[Interface dataset entries]
=== Section Start ===

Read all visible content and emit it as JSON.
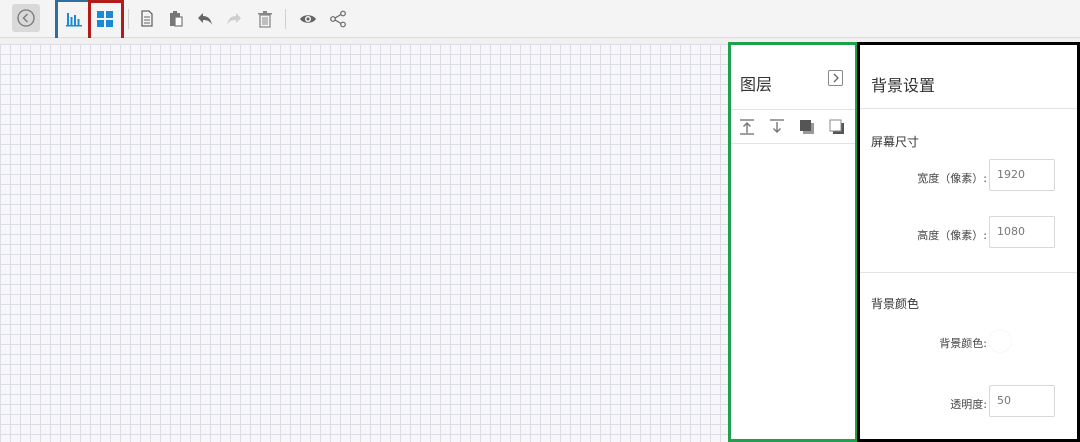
{
  "toolbar": {
    "icons": [
      "back-icon",
      "chart-icon",
      "component-grid-icon",
      "copy-icon",
      "paste-icon",
      "undo-icon",
      "redo-icon",
      "delete-icon",
      "preview-icon",
      "share-icon"
    ],
    "accent": "#1a8ad6"
  },
  "layers": {
    "title": "图层",
    "tools": [
      "move-to-top-icon",
      "move-to-bottom-icon",
      "bring-forward-icon",
      "send-backward-icon"
    ]
  },
  "background_settings": {
    "title": "背景设置",
    "screen_size": {
      "section_title": "屏幕尺寸",
      "width_label": "宽度（像素）:",
      "width_value": "1920",
      "height_label": "高度（像素）:",
      "height_value": "1080"
    },
    "background_color": {
      "section_title": "背景颜色",
      "color_label": "背景颜色:",
      "color_value": "#ffffff",
      "opacity_label": "透明度:",
      "opacity_value": "50"
    }
  },
  "highlight_colors": {
    "blue": "#2e6ea3",
    "red": "#b31b1b",
    "green": "#1fa04a",
    "black": "#000000"
  }
}
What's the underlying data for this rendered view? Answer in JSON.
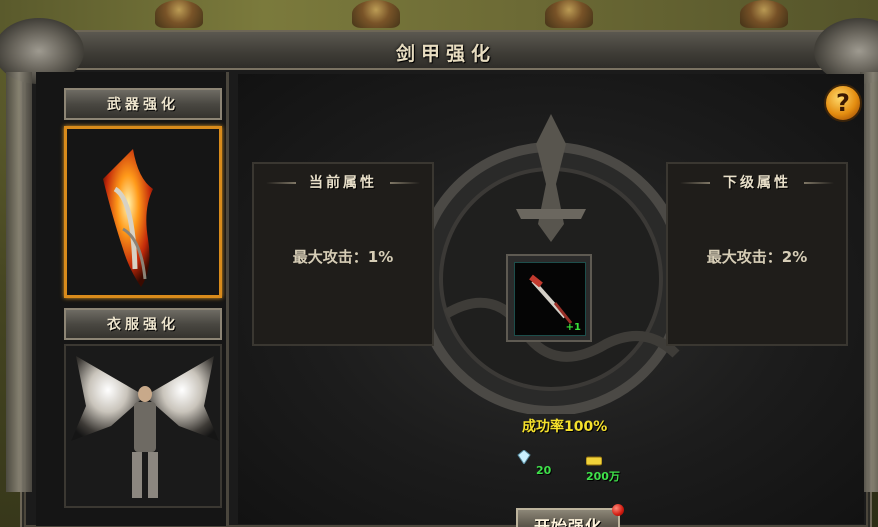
{
  "window": {
    "title": "剑甲强化"
  },
  "categories": [
    {
      "label": "武器强化",
      "selected": true,
      "image": "flame-sword"
    },
    {
      "label": "衣服强化",
      "selected": false,
      "image": "winged-armor"
    }
  ],
  "current": {
    "title": "当前属性",
    "stat": "最大攻击：1%"
  },
  "next": {
    "title": "下级属性",
    "stat": "最大攻击：2%"
  },
  "item_slot": {
    "level_badge": "+1",
    "icon": "sword-item-icon"
  },
  "success_rate": "成功率100%",
  "costs": [
    {
      "icon": "gem-icon",
      "amount": "20"
    },
    {
      "icon": "gold-icon",
      "amount": "200万"
    }
  ],
  "start_button": {
    "label": "开始强化",
    "has_notification": true
  },
  "help_button": {
    "label": "?"
  },
  "colors": {
    "selected_border": "#d98b1b",
    "success_rate": "#f5e12c",
    "cost_text": "#3fe14a",
    "plus_badge": "#39e339"
  }
}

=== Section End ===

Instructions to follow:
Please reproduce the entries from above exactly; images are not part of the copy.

Solution:
Read all visible content and emit it as JSON.
{
  "toolbar": {
    "icons": [
      "back-icon",
      "chart-icon",
      "component-grid-icon",
      "copy-icon",
      "paste-icon",
      "undo-icon",
      "redo-icon",
      "delete-icon",
      "preview-icon",
      "share-icon"
    ],
    "accent": "#1a8ad6"
  },
  "layers": {
    "title": "图层",
    "tools": [
      "move-to-top-icon",
      "move-to-bottom-icon",
      "bring-forward-icon",
      "send-backward-icon"
    ]
  },
  "background_settings": {
    "title": "背景设置",
    "screen_size": {
      "section_title": "屏幕尺寸",
      "width_label": "宽度（像素）:",
      "width_value": "1920",
      "height_label": "高度（像素）:",
      "height_value": "1080"
    },
    "background_color": {
      "section_title": "背景颜色",
      "color_label": "背景颜色:",
      "color_value": "#ffffff",
      "opacity_label": "透明度:",
      "opacity_value": "50"
    }
  },
  "highlight_colors": {
    "blue": "#2e6ea3",
    "red": "#b31b1b",
    "green": "#1fa04a",
    "black": "#000000"
  }
}
What's the underlying data for this rendered view? Answer in JSON.
{
  "window": {
    "title": "剑甲强化"
  },
  "categories": [
    {
      "label": "武器强化",
      "selected": true,
      "image": "flame-sword"
    },
    {
      "label": "衣服强化",
      "selected": false,
      "image": "winged-armor"
    }
  ],
  "current": {
    "title": "当前属性",
    "stat": "最大攻击：1%"
  },
  "next": {
    "title": "下级属性",
    "stat": "最大攻击：2%"
  },
  "item_slot": {
    "level_badge": "+1",
    "icon": "sword-item-icon"
  },
  "success_rate": "成功率100%",
  "costs": [
    {
      "icon": "gem-icon",
      "amount": "20"
    },
    {
      "icon": "gold-icon",
      "amount": "200万"
    }
  ],
  "start_button": {
    "label": "开始强化",
    "has_notification": true
  },
  "help_button": {
    "label": "?"
  },
  "colors": {
    "selected_border": "#d98b1b",
    "success_rate": "#f5e12c",
    "cost_text": "#3fe14a",
    "plus_badge": "#39e339"
  }
}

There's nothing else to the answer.